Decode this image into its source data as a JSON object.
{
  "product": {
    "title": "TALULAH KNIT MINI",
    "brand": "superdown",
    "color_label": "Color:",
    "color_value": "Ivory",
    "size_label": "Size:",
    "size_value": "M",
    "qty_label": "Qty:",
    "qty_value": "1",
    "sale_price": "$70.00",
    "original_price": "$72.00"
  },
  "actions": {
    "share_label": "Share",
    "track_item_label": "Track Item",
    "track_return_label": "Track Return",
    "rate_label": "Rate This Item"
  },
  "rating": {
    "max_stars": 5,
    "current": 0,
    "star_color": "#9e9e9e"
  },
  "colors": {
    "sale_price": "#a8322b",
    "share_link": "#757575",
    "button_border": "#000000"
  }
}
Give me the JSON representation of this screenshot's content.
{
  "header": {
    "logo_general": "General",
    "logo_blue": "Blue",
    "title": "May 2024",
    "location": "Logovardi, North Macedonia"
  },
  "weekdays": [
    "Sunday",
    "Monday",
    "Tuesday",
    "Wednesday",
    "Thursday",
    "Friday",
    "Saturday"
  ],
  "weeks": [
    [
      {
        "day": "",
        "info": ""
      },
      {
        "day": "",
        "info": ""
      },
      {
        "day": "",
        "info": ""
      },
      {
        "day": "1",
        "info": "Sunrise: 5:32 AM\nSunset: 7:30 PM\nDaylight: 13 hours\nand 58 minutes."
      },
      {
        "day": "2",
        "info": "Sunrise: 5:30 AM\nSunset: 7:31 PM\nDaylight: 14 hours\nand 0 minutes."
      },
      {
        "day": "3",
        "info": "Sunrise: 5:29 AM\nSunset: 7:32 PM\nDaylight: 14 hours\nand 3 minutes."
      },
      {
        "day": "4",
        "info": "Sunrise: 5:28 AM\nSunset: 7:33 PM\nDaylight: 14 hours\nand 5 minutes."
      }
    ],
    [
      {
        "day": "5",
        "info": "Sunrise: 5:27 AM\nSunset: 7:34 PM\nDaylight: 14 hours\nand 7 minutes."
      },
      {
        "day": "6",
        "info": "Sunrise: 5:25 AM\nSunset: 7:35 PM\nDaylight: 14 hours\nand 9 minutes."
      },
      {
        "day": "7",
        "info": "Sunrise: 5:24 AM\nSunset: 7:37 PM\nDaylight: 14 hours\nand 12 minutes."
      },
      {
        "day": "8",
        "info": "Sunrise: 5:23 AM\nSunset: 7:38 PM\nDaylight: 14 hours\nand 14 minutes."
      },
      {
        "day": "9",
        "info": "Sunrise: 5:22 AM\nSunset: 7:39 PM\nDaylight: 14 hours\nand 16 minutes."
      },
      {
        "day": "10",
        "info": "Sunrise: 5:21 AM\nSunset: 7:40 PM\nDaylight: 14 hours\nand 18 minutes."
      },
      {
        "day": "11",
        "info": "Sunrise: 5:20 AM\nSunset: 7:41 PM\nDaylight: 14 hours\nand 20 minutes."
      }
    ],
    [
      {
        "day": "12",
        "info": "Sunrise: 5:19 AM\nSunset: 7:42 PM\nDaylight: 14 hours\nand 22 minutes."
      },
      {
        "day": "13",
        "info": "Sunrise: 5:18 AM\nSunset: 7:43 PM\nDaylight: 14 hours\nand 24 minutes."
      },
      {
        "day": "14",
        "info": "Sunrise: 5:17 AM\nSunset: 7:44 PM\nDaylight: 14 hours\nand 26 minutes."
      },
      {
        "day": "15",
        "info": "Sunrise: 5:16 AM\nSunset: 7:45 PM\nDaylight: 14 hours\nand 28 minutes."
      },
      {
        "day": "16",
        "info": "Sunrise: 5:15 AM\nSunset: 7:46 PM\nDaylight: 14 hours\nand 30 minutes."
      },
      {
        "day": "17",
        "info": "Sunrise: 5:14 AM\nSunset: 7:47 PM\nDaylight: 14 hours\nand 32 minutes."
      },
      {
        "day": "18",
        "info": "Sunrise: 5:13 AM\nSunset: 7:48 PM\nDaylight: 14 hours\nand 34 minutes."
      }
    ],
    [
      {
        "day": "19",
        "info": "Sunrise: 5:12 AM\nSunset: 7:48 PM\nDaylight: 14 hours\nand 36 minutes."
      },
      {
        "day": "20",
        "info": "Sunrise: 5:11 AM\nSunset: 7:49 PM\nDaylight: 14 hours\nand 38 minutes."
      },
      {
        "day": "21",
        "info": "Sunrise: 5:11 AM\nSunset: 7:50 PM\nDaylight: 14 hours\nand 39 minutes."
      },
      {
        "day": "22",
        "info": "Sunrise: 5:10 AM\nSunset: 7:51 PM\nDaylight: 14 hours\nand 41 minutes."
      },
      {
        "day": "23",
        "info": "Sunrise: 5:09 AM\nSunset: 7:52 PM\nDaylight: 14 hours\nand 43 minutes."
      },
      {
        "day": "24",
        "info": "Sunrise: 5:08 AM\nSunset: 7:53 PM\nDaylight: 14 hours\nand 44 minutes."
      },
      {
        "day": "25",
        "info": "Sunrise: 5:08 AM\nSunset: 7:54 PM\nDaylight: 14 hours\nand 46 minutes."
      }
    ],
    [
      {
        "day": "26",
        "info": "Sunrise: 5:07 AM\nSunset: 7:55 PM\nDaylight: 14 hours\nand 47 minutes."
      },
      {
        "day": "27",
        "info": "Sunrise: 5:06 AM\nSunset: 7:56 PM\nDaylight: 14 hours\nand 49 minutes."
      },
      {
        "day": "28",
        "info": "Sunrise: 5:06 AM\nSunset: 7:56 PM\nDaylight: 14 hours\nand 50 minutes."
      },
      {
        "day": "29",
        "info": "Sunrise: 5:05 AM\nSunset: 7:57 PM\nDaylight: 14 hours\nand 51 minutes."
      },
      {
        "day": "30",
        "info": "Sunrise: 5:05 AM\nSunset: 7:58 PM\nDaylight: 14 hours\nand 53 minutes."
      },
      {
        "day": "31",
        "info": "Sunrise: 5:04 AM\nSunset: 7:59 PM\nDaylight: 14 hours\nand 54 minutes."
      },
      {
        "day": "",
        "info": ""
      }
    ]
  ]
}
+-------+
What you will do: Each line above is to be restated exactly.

Task answer:
Decode this image into its source data as a JSON object.
{
  "product": {
    "title": "TALULAH KNIT MINI",
    "brand": "superdown",
    "color_label": "Color:",
    "color_value": "Ivory",
    "size_label": "Size:",
    "size_value": "M",
    "qty_label": "Qty:",
    "qty_value": "1",
    "sale_price": "$70.00",
    "original_price": "$72.00"
  },
  "actions": {
    "share_label": "Share",
    "track_item_label": "Track Item",
    "track_return_label": "Track Return",
    "rate_label": "Rate This Item"
  },
  "rating": {
    "max_stars": 5,
    "current": 0,
    "star_color": "#9e9e9e"
  },
  "colors": {
    "sale_price": "#a8322b",
    "share_link": "#757575",
    "button_border": "#000000"
  }
}
Give me the JSON representation of this screenshot's content.
{
  "header": {
    "logo_general": "General",
    "logo_blue": "Blue",
    "title": "May 2024",
    "location": "Logovardi, North Macedonia"
  },
  "weekdays": [
    "Sunday",
    "Monday",
    "Tuesday",
    "Wednesday",
    "Thursday",
    "Friday",
    "Saturday"
  ],
  "weeks": [
    [
      {
        "day": "",
        "info": ""
      },
      {
        "day": "",
        "info": ""
      },
      {
        "day": "",
        "info": ""
      },
      {
        "day": "1",
        "info": "Sunrise: 5:32 AM\nSunset: 7:30 PM\nDaylight: 13 hours\nand 58 minutes."
      },
      {
        "day": "2",
        "info": "Sunrise: 5:30 AM\nSunset: 7:31 PM\nDaylight: 14 hours\nand 0 minutes."
      },
      {
        "day": "3",
        "info": "Sunrise: 5:29 AM\nSunset: 7:32 PM\nDaylight: 14 hours\nand 3 minutes."
      },
      {
        "day": "4",
        "info": "Sunrise: 5:28 AM\nSunset: 7:33 PM\nDaylight: 14 hours\nand 5 minutes."
      }
    ],
    [
      {
        "day": "5",
        "info": "Sunrise: 5:27 AM\nSunset: 7:34 PM\nDaylight: 14 hours\nand 7 minutes."
      },
      {
        "day": "6",
        "info": "Sunrise: 5:25 AM\nSunset: 7:35 PM\nDaylight: 14 hours\nand 9 minutes."
      },
      {
        "day": "7",
        "info": "Sunrise: 5:24 AM\nSunset: 7:37 PM\nDaylight: 14 hours\nand 12 minutes."
      },
      {
        "day": "8",
        "info": "Sunrise: 5:23 AM\nSunset: 7:38 PM\nDaylight: 14 hours\nand 14 minutes."
      },
      {
        "day": "9",
        "info": "Sunrise: 5:22 AM\nSunset: 7:39 PM\nDaylight: 14 hours\nand 16 minutes."
      },
      {
        "day": "10",
        "info": "Sunrise: 5:21 AM\nSunset: 7:40 PM\nDaylight: 14 hours\nand 18 minutes."
      },
      {
        "day": "11",
        "info": "Sunrise: 5:20 AM\nSunset: 7:41 PM\nDaylight: 14 hours\nand 20 minutes."
      }
    ],
    [
      {
        "day": "12",
        "info": "Sunrise: 5:19 AM\nSunset: 7:42 PM\nDaylight: 14 hours\nand 22 minutes."
      },
      {
        "day": "13",
        "info": "Sunrise: 5:18 AM\nSunset: 7:43 PM\nDaylight: 14 hours\nand 24 minutes."
      },
      {
        "day": "14",
        "info": "Sunrise: 5:17 AM\nSunset: 7:44 PM\nDaylight: 14 hours\nand 26 minutes."
      },
      {
        "day": "15",
        "info": "Sunrise: 5:16 AM\nSunset: 7:45 PM\nDaylight: 14 hours\nand 28 minutes."
      },
      {
        "day": "16",
        "info": "Sunrise: 5:15 AM\nSunset: 7:46 PM\nDaylight: 14 hours\nand 30 minutes."
      },
      {
        "day": "17",
        "info": "Sunrise: 5:14 AM\nSunset: 7:47 PM\nDaylight: 14 hours\nand 32 minutes."
      },
      {
        "day": "18",
        "info": "Sunrise: 5:13 AM\nSunset: 7:48 PM\nDaylight: 14 hours\nand 34 minutes."
      }
    ],
    [
      {
        "day": "19",
        "info": "Sunrise: 5:12 AM\nSunset: 7:48 PM\nDaylight: 14 hours\nand 36 minutes."
      },
      {
        "day": "20",
        "info": "Sunrise: 5:11 AM\nSunset: 7:49 PM\nDaylight: 14 hours\nand 38 minutes."
      },
      {
        "day": "21",
        "info": "Sunrise: 5:11 AM\nSunset: 7:50 PM\nDaylight: 14 hours\nand 39 minutes."
      },
      {
        "day": "22",
        "info": "Sunrise: 5:10 AM\nSunset: 7:51 PM\nDaylight: 14 hours\nand 41 minutes."
      },
      {
        "day": "23",
        "info": "Sunrise: 5:09 AM\nSunset: 7:52 PM\nDaylight: 14 hours\nand 43 minutes."
      },
      {
        "day": "24",
        "info": "Sunrise: 5:08 AM\nSunset: 7:53 PM\nDaylight: 14 hours\nand 44 minutes."
      },
      {
        "day": "25",
        "info": "Sunrise: 5:08 AM\nSunset: 7:54 PM\nDaylight: 14 hours\nand 46 minutes."
      }
    ],
    [
      {
        "day": "26",
        "info": "Sunrise: 5:07 AM\nSunset: 7:55 PM\nDaylight: 14 hours\nand 47 minutes."
      },
      {
        "day": "27",
        "info": "Sunrise: 5:06 AM\nSunset: 7:56 PM\nDaylight: 14 hours\nand 49 minutes."
      },
      {
        "day": "28",
        "info": "Sunrise: 5:06 AM\nSunset: 7:56 PM\nDaylight: 14 hours\nand 50 minutes."
      },
      {
        "day": "29",
        "info": "Sunrise: 5:05 AM\nSunset: 7:57 PM\nDaylight: 14 hours\nand 51 minutes."
      },
      {
        "day": "30",
        "info": "Sunrise: 5:05 AM\nSunset: 7:58 PM\nDaylight: 14 hours\nand 53 minutes."
      },
      {
        "day": "31",
        "info": "Sunrise: 5:04 AM\nSunset: 7:59 PM\nDaylight: 14 hours\nand 54 minutes."
      },
      {
        "day": "",
        "info": ""
      }
    ]
  ]
}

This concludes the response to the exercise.